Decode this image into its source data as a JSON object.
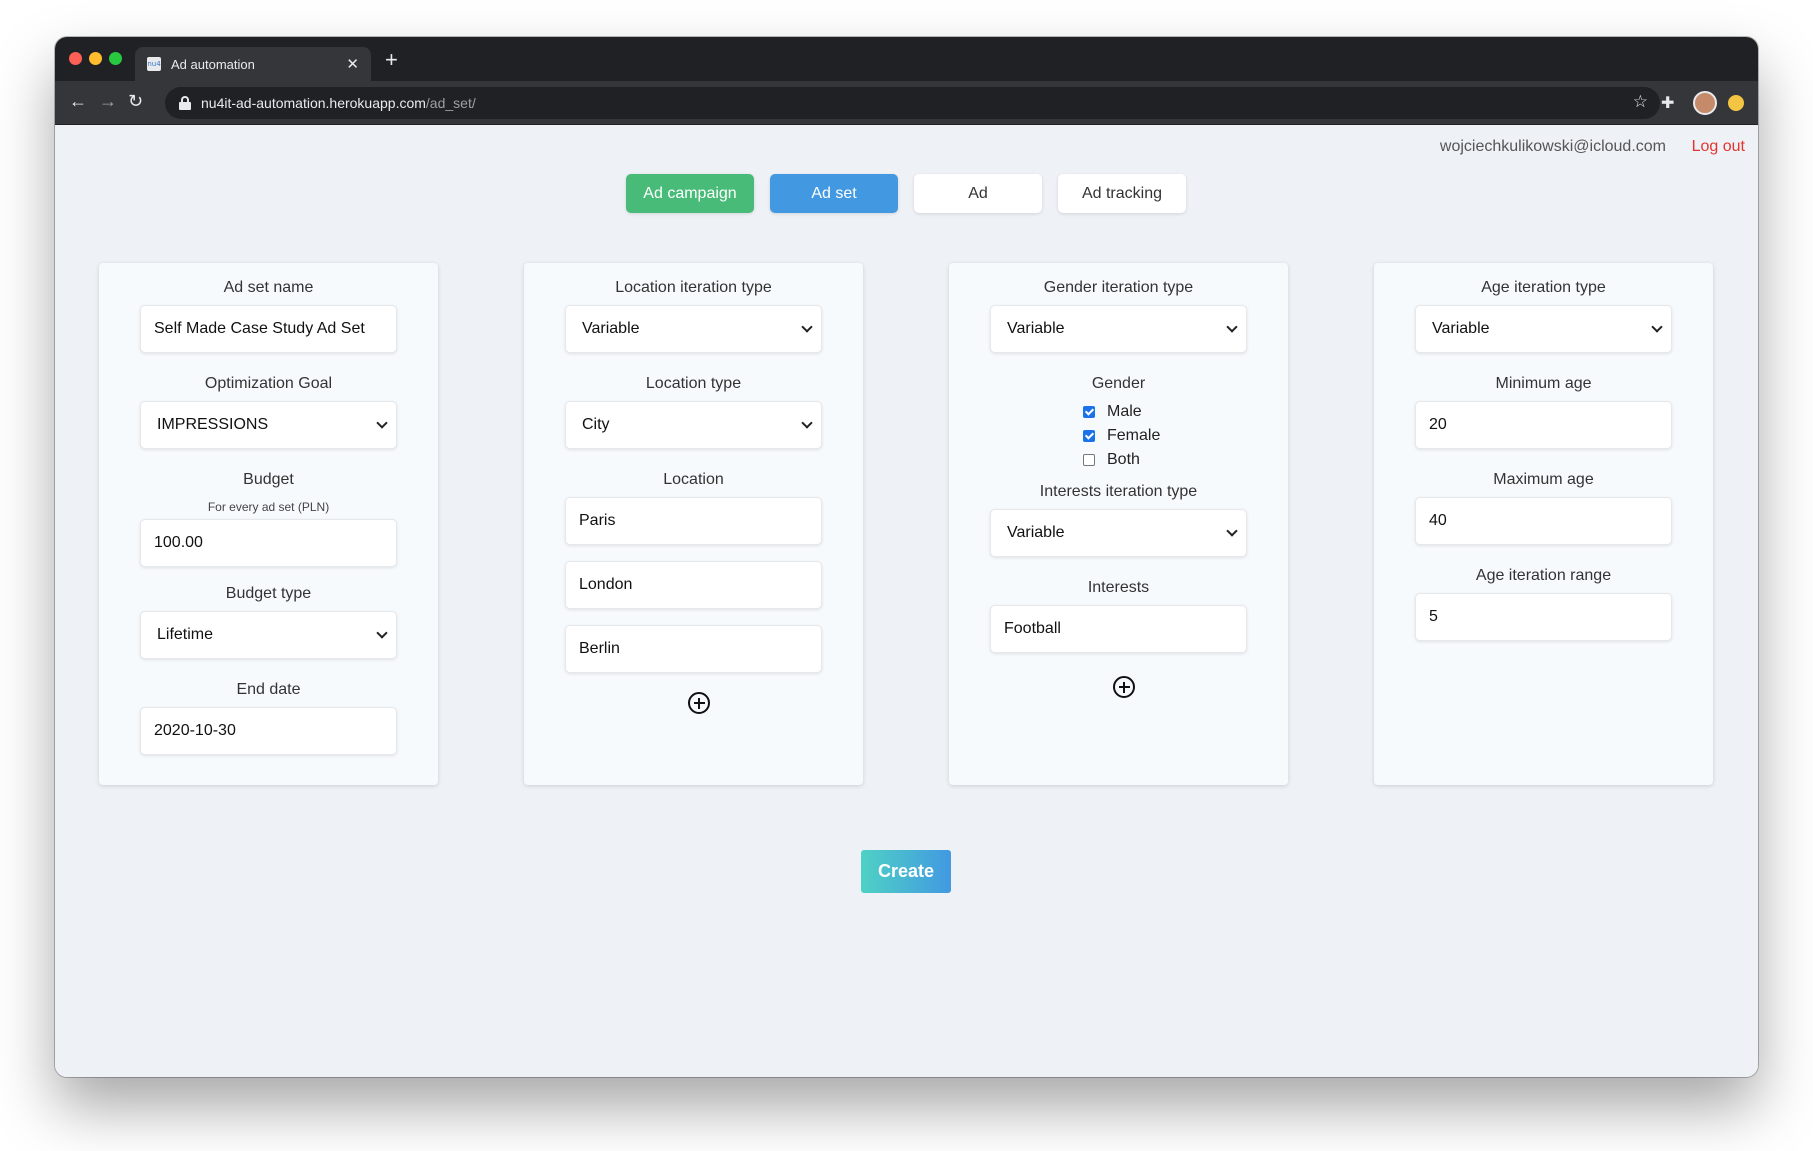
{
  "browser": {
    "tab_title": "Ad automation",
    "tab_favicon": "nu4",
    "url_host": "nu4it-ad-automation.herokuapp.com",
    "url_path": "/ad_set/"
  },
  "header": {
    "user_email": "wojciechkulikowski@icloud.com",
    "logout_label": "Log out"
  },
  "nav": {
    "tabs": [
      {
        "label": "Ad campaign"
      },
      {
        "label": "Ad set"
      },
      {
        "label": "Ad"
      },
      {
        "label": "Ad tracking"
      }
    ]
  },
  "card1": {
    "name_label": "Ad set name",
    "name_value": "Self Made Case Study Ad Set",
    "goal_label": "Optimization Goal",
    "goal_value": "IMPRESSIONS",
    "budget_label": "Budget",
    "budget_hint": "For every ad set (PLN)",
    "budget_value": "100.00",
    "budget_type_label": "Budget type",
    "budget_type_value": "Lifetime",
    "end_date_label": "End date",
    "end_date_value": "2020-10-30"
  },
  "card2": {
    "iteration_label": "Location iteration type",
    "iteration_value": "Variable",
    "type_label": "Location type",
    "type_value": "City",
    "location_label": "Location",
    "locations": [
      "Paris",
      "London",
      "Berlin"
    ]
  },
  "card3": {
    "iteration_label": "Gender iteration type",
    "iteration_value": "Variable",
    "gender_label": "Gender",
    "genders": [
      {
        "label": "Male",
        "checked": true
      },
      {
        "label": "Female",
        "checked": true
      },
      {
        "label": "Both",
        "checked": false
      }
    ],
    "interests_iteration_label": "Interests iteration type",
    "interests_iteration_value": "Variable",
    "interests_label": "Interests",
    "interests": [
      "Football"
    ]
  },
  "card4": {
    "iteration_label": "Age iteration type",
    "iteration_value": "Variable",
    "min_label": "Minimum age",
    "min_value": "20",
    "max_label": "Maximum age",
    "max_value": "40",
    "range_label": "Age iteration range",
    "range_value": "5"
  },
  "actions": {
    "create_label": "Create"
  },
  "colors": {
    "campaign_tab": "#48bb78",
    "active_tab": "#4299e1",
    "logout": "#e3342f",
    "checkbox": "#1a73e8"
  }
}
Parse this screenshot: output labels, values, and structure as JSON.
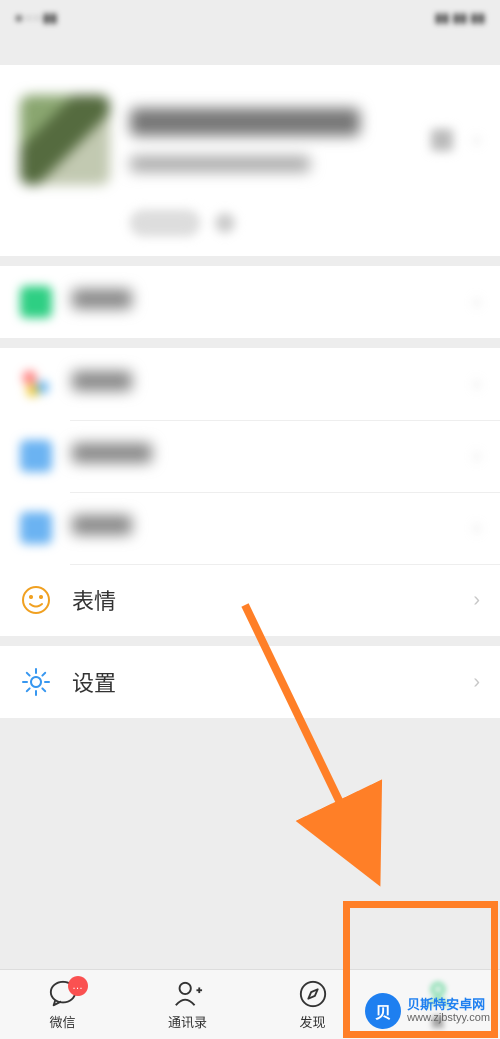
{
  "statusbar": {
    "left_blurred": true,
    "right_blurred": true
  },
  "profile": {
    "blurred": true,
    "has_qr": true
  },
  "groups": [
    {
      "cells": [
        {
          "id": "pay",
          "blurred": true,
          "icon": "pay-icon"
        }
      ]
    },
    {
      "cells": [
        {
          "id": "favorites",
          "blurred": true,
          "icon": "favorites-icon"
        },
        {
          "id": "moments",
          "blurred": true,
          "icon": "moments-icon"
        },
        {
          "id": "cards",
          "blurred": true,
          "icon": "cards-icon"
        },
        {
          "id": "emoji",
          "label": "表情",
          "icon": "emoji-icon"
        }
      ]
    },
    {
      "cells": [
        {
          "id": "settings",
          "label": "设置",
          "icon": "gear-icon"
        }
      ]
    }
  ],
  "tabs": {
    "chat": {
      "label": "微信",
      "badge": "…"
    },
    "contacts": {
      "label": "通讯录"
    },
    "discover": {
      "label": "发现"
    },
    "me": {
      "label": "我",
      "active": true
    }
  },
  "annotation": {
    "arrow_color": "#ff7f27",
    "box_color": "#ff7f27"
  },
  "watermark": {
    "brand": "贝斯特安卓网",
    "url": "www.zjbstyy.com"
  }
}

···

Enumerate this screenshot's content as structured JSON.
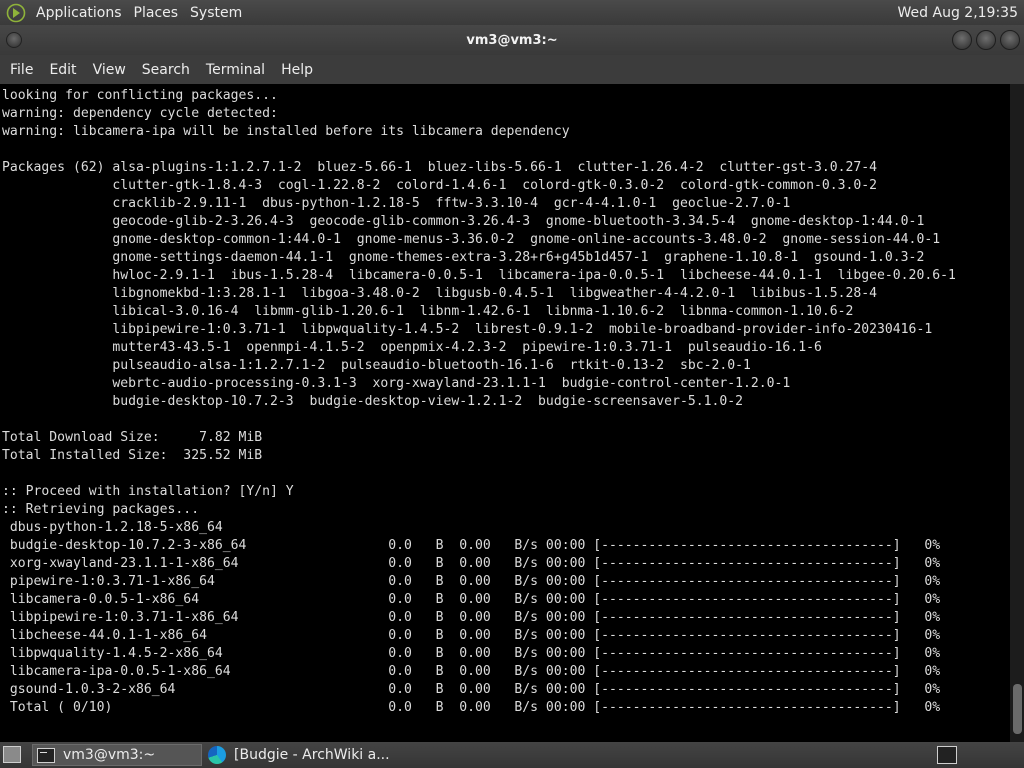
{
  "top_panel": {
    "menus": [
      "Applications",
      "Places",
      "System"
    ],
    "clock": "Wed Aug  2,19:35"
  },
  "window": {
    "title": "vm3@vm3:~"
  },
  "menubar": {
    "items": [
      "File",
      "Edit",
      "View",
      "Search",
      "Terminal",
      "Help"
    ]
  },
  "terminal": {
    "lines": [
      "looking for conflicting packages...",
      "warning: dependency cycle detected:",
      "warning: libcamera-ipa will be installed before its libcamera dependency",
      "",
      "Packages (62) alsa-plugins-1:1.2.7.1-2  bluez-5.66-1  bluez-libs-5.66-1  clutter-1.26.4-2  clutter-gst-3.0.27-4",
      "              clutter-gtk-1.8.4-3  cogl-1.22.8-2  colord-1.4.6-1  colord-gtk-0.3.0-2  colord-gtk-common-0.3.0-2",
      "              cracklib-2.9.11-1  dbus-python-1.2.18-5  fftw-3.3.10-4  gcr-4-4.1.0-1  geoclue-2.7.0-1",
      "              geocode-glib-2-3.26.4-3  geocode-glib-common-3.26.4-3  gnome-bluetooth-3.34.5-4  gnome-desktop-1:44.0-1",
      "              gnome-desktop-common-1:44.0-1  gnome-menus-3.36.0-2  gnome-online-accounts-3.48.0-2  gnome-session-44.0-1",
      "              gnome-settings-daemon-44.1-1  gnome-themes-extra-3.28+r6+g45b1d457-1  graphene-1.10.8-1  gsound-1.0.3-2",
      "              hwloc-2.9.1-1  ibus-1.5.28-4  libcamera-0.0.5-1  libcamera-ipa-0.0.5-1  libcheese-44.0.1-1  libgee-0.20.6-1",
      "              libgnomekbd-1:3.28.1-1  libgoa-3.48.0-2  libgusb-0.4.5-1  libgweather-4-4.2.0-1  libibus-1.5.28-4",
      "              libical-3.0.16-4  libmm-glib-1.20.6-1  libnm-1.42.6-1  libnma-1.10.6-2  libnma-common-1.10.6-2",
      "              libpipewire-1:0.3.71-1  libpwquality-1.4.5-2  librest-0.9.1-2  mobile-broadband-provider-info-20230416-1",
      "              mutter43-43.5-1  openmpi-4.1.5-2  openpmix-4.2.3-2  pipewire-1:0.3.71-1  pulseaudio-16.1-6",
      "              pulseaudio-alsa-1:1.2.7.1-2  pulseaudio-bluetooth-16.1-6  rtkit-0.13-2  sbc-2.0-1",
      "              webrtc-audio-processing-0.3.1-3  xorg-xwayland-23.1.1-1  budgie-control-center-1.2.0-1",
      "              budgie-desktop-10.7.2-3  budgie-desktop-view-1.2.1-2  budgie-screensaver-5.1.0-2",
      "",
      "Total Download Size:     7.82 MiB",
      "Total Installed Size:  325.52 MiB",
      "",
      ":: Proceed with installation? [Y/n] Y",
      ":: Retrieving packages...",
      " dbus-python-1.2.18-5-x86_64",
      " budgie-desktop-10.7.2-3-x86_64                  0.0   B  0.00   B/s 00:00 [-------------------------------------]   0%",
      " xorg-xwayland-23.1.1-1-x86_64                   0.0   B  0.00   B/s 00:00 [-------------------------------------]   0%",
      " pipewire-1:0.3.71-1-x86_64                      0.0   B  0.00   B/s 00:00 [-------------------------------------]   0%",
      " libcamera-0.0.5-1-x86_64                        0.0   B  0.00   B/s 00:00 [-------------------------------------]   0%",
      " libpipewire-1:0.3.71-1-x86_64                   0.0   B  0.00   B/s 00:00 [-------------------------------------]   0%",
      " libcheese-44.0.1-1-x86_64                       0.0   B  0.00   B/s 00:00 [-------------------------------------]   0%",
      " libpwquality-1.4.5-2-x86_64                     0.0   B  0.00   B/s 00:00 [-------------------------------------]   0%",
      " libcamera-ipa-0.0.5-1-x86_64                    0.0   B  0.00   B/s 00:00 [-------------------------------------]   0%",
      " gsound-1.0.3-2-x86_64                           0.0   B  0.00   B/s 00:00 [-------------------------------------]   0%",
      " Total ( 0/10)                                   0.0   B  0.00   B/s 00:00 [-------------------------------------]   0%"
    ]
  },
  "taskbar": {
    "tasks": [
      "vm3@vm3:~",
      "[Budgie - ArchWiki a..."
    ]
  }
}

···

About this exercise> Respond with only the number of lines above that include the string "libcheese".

Written answer> 2